MYTHOLOG was founded in October 2002 by Asher Black and Clear Glass, released its first (Winter) issue in December of that year, and became a paying market in Autumn 2004. Authors like Brian Ames, and J.R. Cain, as well as Terry Dartnall have included our stories in their anthologies. MYTHOLOG is listed at Ralan and Spicy Green Iguana, as well as Speculative Literature Foundation. Our fiction has been mentioned in Broad Universe Catalog and Eidolon. For other respected links, see our Links Page. For more about our past, see our Issues Archive. There's also a little discussion at Surlalune and AbsoluteWrite.

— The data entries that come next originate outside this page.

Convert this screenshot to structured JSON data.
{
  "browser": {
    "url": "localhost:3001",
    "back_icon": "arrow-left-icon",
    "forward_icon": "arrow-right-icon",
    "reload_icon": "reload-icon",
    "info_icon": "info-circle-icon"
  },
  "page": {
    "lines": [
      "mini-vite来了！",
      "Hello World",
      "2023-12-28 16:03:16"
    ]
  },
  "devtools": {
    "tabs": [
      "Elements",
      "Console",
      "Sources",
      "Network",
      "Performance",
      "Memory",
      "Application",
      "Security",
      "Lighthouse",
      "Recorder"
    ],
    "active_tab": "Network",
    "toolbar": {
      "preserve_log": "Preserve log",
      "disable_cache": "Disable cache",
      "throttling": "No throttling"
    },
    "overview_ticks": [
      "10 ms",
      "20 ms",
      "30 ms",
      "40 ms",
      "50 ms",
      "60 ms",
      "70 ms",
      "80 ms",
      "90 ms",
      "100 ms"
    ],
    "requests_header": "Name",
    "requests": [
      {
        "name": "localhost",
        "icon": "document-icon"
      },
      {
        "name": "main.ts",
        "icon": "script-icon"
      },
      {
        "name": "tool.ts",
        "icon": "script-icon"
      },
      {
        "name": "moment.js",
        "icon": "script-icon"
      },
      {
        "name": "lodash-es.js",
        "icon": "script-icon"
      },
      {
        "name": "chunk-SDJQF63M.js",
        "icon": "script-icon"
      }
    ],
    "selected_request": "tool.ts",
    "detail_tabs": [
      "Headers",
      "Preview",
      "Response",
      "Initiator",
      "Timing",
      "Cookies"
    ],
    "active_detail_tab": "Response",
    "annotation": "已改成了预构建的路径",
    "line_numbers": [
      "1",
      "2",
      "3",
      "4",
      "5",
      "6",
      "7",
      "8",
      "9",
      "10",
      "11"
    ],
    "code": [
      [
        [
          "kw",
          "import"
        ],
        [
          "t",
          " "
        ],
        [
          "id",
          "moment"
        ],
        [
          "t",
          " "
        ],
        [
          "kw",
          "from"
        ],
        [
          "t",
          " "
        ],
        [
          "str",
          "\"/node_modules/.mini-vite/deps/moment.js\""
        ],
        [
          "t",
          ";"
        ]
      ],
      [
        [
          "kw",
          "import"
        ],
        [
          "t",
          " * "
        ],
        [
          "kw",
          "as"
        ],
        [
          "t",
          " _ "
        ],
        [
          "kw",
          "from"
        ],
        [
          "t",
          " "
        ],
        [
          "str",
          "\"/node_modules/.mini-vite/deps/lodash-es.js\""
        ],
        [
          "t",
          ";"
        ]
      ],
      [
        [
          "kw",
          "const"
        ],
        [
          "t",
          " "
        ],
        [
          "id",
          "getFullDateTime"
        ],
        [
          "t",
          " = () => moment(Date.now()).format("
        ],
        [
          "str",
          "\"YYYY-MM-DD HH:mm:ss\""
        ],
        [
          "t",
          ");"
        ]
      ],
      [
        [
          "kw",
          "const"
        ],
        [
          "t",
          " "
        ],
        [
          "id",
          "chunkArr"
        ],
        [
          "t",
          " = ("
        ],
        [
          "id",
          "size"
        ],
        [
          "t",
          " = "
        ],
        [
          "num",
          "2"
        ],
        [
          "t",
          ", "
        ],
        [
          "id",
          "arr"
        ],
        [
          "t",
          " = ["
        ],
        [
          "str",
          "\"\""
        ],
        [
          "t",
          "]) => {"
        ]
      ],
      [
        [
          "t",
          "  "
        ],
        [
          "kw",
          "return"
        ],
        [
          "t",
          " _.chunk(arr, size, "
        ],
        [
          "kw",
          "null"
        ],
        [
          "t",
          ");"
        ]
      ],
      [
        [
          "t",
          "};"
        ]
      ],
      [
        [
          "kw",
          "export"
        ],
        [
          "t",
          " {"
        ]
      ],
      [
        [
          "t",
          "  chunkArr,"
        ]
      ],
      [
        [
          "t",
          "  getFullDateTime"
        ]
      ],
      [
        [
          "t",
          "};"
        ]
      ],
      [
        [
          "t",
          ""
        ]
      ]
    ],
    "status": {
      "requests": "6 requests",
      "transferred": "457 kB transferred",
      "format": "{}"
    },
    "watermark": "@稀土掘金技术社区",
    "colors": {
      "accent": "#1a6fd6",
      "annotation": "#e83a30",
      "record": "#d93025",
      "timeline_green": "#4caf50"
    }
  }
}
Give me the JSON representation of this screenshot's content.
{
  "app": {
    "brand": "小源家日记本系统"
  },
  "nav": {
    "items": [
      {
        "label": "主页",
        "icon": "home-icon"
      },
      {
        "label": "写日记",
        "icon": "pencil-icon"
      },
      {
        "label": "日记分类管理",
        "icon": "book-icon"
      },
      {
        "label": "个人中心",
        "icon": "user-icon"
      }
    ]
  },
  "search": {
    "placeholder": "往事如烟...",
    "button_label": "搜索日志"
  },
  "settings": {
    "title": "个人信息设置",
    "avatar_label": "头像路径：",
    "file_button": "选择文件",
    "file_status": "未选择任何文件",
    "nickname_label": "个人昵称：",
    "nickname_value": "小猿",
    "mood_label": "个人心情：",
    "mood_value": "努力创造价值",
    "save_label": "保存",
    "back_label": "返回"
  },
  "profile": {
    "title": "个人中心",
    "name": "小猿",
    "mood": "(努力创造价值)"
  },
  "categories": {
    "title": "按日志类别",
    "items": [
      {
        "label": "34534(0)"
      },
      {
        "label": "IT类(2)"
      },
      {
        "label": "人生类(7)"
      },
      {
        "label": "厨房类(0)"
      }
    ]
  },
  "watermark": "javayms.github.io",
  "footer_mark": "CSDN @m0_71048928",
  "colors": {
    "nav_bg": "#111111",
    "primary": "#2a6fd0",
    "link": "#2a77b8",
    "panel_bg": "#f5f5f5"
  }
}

With peer-judged submissions, high production values, and high standards of professional ethics and copyright adherence, MYTHOLOG demonstrates the relative ease with which electronic publication may equal or surpass the professional qualities of print publications. Furthermore, breaking some assumptions about professional publication itself, MYTHOLOG does not pay writers by the word, but insists that the length of a piece of writing should be that demanded by the story. We buy stories, not words. Since it did not pay writers during its first two years, MYTHOLOG also demonstrated the capacity of free publication to rival the professional qualities of paid publication. Finally, in regard to censorship, MYTHOLOG has taken a simple stance: The internet, like a library, is not a “safe” place. It’s a place that evokes and represents the whole range of human experience. While we censor for literary sophistication, we do not censor for the implications of the content. MYTHOLOG is a free speech electronic publication.
A full description of MYTHOLOG also exists at AboutUs.org
ABOUT GREEN MAN REVIEW
Managing Editor (and Hand Sinister) 2002-2003 (Emeritus from March 2003): Green Man Review was (at the time) the world’s ‘largest’ review magazine of folk music and folk-related literature. Asher joined Green Man Review as a staff writer and quickly rose through ‘the ranks’, holding a variety of roles, including Staff Reviewer (12/01-3/03), Senior Reviewer (6/02-3/03), Proofreader (2/02-03), Layout Editor (2/02-3/03) and Film & Video Editor (2002-03), dramatically increasing the number of film reviews at the magazine and winning the Excellence in Editing Award (2002, August 25). Ultimately, Asher became Managing Editor (4/02-03), and helped bring the staff to 70 members, perhaps the largest globally distributed staff of any electronic magazine at the time. This was before the electronic media revolution, at a time when people still thought of electronic publication as somehow second to print, a situation that has since reversed, much like online education now and electronic publishing as it is developing. Asher became an Editor Emeritus from March 2003. Example reviews include the films Mists of Avalon, Excalibur, and Babylon 5 'Day of the Dead'.
First GMR Bio
Asher Black began reading, writing, and getting into trouble when he was very young. His first science fiction story – a satire on one of the young peers who’d been taunting him – received a summary “F” from his teacher and doomed him to be interested in literature from that time forward. Tossing him Tolkien’s books only encouraged him and he was eventually discovered in the library after hours studying Robert’s Graves’ The White Goddess and other such obviously subversive material. In the couple of decades since then, he’s published poems, articles, editorials, reviews, edited a few minor publications of a similarly “unsavory” nature, and is currently writing short stories. Any wishing to consort with his ilk can contact him here.
OUTGOING GMR Bio
Asher Black is a former Managing Editor, Film Editor, and Senior Writer for The Green Man Review who also managed Layout and served a year as a Proofreader for us. He has also served as an editor of Modern Heresy, is currently Editor-in-Chief of Mytholog, and writes fiction as well as reviews. He is reading the works of Guy Gavriel Kay, Neil Gaiman, Sheri Tepper, and Terri Windling. He can be found lurking about Asher’s Haunt. Asher served at GMR from December 2001 through March 2003.